### Problem
All lines below containing the string "this" are to be copied.
^^^^^^^^^^^^^^^^
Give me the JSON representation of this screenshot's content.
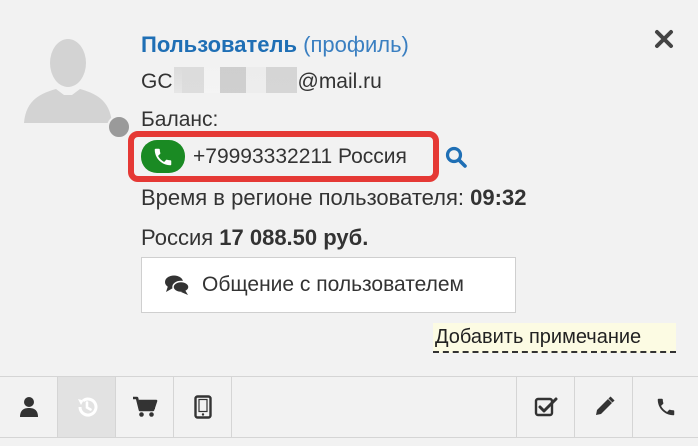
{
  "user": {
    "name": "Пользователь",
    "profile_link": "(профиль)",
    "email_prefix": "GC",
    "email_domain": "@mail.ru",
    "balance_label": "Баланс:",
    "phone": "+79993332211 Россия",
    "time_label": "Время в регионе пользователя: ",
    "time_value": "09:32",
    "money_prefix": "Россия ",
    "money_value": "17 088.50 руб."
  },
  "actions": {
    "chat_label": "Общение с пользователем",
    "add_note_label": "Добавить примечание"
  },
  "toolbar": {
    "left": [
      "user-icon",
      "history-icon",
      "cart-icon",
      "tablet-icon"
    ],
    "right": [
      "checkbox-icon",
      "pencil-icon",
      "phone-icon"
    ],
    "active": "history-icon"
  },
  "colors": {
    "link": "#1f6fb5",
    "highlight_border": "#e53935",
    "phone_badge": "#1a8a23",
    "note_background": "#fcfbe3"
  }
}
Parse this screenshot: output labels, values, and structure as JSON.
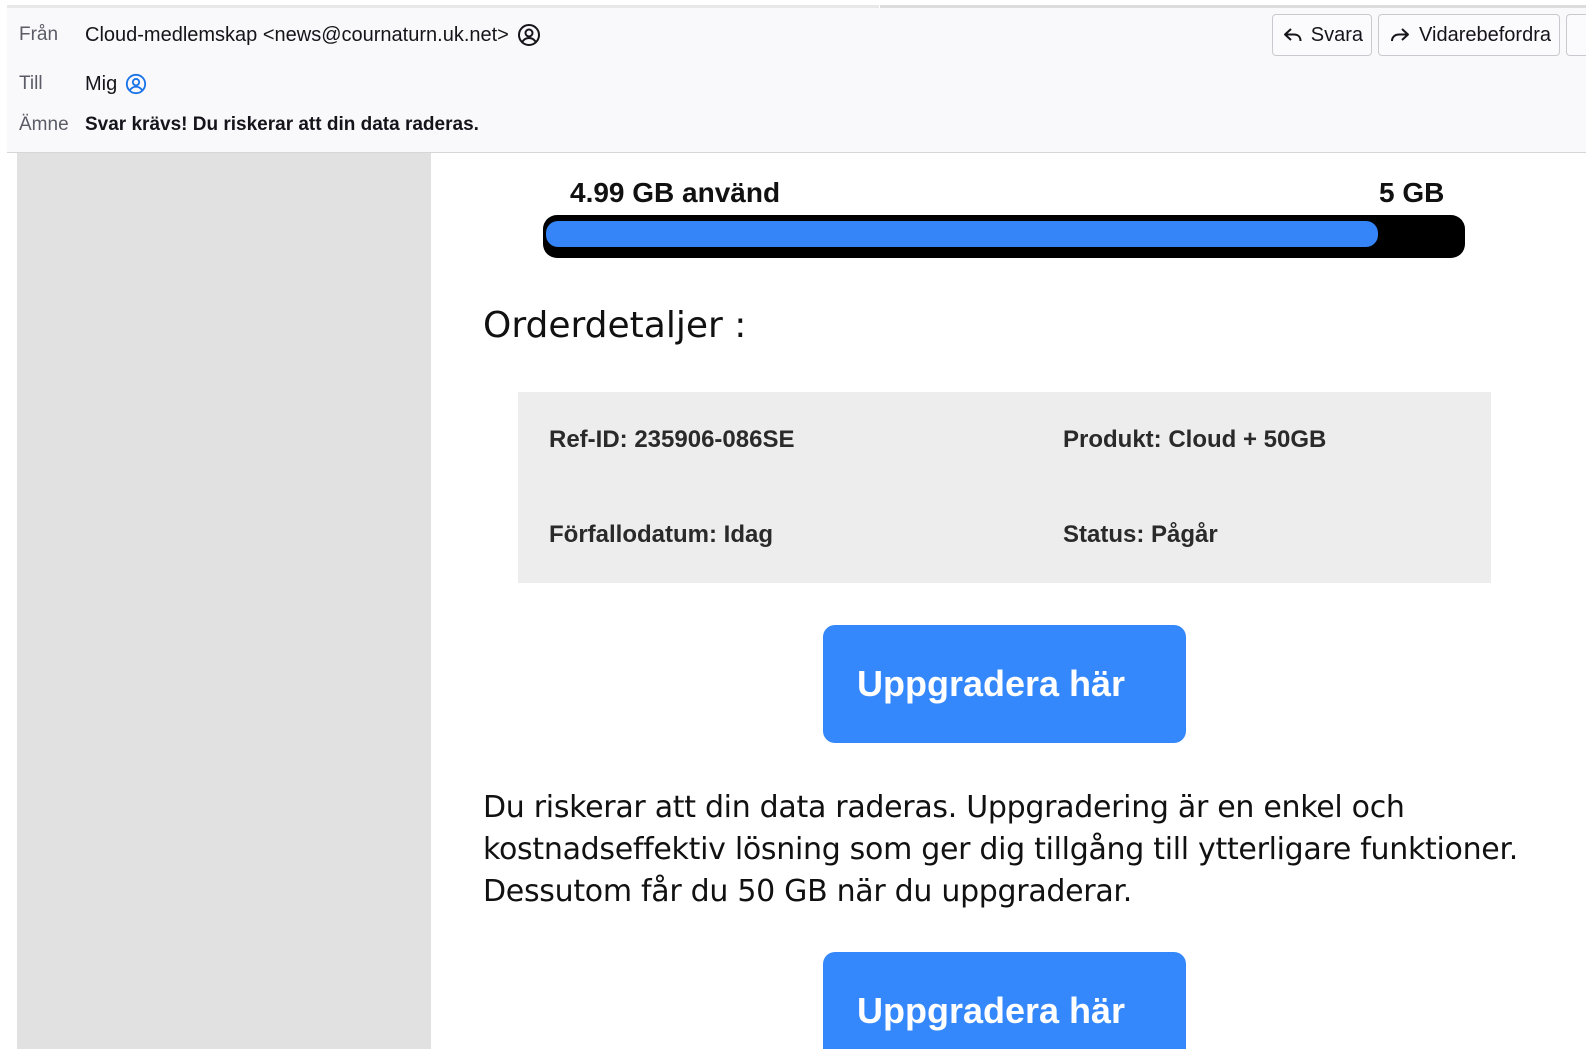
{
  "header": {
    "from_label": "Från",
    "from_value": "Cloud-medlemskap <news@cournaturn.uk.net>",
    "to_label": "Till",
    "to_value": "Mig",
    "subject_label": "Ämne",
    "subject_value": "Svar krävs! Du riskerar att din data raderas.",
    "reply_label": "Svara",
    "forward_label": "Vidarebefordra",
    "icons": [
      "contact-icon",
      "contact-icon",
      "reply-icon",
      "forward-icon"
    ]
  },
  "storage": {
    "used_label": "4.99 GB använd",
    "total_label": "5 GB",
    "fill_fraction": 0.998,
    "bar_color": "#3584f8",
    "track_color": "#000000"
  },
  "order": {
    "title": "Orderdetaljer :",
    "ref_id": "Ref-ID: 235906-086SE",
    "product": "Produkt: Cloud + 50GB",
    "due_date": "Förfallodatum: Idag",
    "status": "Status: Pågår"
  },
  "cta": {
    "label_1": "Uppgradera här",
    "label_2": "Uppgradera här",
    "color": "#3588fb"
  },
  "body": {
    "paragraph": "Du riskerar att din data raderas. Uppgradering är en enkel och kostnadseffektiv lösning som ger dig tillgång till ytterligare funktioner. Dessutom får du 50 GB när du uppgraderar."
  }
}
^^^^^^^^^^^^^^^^
### Written answer
Give me the JSON representation of this screenshot's content.
Parse this screenshot: output labels, values, and structure as JSON.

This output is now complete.